| WHAT YOU ARE ASKED TO DO |
Whenever a line in the records below holds the string "heading", copy it out.

Data items:
Start of Block
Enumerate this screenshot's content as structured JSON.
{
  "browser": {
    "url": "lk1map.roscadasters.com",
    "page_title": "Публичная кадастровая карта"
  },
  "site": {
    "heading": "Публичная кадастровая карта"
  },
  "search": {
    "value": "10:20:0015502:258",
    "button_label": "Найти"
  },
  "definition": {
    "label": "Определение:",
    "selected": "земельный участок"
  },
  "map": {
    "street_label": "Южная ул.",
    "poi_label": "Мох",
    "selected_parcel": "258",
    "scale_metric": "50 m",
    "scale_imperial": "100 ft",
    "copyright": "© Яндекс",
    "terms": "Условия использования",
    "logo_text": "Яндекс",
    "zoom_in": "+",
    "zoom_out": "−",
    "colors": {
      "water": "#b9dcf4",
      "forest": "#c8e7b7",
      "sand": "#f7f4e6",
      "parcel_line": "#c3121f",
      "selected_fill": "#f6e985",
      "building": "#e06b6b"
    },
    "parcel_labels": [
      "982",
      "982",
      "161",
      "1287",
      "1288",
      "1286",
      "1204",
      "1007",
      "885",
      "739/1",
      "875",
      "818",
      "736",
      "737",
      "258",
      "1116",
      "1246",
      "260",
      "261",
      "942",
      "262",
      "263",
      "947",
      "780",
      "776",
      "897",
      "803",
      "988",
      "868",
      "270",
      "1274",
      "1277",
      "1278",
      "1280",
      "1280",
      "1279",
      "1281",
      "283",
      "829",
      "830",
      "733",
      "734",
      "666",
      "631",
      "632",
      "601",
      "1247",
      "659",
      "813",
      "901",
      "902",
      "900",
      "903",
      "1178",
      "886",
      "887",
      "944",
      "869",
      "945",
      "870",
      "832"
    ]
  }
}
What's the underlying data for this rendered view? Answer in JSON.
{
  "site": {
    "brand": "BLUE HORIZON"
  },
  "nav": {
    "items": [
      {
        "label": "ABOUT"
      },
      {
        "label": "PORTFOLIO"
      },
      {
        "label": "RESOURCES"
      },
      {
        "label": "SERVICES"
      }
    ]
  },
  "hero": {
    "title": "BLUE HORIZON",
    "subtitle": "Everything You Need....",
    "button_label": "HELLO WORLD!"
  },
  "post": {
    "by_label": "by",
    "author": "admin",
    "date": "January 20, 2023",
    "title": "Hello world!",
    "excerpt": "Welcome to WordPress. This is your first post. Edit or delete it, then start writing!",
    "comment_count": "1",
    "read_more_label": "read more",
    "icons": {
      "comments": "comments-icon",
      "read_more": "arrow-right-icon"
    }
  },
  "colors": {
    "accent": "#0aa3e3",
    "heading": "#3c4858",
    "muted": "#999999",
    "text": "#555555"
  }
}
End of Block
| EXERCISE ANSWER |
    "heading": "Публичная кадастровая карта"
    "heading": "#3c4858",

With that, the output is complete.